NEW YORK (AP) — A New York man was indicted Wednesday on charges of leaving the scene of a hit-and-run that killed a rabbinical student, his pregnant wife and their baby, who was delivered prematurely by cesarean section after the crash.
The Brooklyn grand jury indicted Julio Acevedo on the top charge brought by prosecutors and was held without bail. The Brooklyn District Attorney's office said the investigation is continuing and Acevedo may be indicted on more charges.
Acevedo should not have been behind the wheel — his license should have been taken during an arraignment on a charge of driving under the influence of alcohol Feb. 18, court officials said Wednesday. The judge at the time released Acevedo without bail and with his license. But because his blood alcohol was over the legal limit of .08, the license should have been suspended.
The 44-year-old was arrested in Bethlehem, Pa., a week ago by police after a friend brokered his surrender. Acevedo was speeding down a Brooklyn street at 60 mph early on March 3 and crashed into a hired car carrying Nachman and Raizy Glauber, both 21, who were on their way to a hospital, police said.
The car that had been carrying them had a stop sign, but it's unclear whether the driver stopped. The driver was knocked unconscious and police said he has no memory of the crash. Acevedo fled on foot, police said.
The Glaubers died that day. Their son weighed only about 4 pounds when he was delivered, neighbors and friends said. He died the next day.
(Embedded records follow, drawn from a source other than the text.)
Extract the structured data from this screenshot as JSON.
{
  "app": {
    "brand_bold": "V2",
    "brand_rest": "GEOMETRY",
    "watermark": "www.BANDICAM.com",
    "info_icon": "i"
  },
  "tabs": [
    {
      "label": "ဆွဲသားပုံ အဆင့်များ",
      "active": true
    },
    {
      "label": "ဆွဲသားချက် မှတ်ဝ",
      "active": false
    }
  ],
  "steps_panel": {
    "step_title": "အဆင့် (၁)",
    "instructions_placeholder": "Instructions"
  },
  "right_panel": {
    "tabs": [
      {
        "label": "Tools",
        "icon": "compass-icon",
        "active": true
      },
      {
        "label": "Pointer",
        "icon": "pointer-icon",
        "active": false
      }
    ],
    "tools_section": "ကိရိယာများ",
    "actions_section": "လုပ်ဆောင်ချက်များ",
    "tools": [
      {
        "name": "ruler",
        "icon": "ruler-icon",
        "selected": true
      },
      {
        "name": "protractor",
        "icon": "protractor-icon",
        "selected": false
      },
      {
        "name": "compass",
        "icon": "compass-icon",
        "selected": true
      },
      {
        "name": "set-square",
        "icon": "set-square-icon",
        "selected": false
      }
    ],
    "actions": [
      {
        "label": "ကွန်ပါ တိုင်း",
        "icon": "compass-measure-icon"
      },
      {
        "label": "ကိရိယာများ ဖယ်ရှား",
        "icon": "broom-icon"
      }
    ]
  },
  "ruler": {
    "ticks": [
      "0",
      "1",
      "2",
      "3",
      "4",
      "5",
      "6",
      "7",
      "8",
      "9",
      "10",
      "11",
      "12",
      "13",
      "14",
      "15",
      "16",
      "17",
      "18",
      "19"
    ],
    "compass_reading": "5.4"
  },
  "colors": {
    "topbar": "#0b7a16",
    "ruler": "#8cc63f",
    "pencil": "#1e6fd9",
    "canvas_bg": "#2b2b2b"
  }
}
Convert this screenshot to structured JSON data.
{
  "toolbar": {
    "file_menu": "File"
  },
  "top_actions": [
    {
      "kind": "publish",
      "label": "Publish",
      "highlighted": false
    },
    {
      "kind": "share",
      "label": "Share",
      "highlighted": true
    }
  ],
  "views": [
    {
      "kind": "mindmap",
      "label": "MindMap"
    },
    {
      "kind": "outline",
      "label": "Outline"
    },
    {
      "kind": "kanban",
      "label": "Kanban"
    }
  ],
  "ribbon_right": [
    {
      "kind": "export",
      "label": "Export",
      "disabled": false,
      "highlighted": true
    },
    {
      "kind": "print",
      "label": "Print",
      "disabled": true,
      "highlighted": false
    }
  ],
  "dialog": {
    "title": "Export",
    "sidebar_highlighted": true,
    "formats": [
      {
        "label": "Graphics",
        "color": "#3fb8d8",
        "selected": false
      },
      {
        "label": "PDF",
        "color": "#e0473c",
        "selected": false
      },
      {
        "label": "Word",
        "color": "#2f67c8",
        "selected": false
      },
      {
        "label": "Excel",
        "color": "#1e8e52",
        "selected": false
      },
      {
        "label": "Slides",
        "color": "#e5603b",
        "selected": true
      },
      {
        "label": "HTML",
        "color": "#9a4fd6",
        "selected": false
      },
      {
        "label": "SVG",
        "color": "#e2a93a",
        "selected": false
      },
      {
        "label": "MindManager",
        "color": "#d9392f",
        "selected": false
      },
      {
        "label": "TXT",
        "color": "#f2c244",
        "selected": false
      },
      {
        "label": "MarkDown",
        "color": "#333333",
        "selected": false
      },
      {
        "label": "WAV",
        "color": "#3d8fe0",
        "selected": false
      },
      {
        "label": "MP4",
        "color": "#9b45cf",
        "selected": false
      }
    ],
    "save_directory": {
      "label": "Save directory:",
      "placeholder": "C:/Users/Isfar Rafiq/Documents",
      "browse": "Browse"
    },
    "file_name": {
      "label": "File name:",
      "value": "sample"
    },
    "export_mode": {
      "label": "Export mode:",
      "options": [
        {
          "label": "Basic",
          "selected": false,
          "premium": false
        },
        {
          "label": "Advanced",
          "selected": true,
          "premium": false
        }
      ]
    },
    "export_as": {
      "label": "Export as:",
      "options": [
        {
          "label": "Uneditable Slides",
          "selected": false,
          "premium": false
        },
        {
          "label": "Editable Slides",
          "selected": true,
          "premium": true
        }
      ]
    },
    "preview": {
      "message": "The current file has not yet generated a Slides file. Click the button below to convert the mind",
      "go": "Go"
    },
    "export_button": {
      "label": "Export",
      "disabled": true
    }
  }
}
Defense attorney Kathleen Julian said he feels terrible about what happened, but the incident was an accident. She had no further comment Wednesday on the case.
Acevedo said he was fleeing a gunman who was trying to shoot at him when his borrowed BMW slammed into the Glaubers' hired car. He said that he fled because he was worried he would be killed. But police said there were no reports of shots fired in the area at the time of the wreck.
The couple belonged to a close-knit ultra-Orthodox Jewish community in Brooklyn, which is home to the largest community of ultra-Orthodox Jews outside Israel, more than 250,000. They were members of the Satmar Hasidic sect.